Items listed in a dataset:
##########

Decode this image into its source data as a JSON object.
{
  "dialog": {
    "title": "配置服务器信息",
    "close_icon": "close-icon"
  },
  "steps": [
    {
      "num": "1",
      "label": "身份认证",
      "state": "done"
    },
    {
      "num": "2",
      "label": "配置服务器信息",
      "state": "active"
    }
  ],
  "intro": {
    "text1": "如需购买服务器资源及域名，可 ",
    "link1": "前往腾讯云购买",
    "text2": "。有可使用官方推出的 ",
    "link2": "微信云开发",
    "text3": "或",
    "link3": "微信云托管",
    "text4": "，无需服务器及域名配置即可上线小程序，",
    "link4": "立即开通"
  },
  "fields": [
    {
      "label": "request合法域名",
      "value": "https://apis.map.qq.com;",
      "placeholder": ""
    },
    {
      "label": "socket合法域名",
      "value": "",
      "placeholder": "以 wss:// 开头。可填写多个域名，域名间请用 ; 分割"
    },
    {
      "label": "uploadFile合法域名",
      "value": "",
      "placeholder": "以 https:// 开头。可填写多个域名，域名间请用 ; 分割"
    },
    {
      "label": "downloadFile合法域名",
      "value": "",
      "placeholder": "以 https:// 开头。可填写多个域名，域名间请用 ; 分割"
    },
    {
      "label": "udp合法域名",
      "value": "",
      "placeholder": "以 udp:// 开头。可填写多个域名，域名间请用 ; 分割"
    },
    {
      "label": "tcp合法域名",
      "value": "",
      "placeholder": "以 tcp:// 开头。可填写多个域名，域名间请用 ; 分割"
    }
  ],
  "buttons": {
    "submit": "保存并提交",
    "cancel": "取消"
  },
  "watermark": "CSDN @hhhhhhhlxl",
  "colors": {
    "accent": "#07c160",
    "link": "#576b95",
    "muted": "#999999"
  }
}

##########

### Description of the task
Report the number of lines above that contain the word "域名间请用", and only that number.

### Answer to this problem
5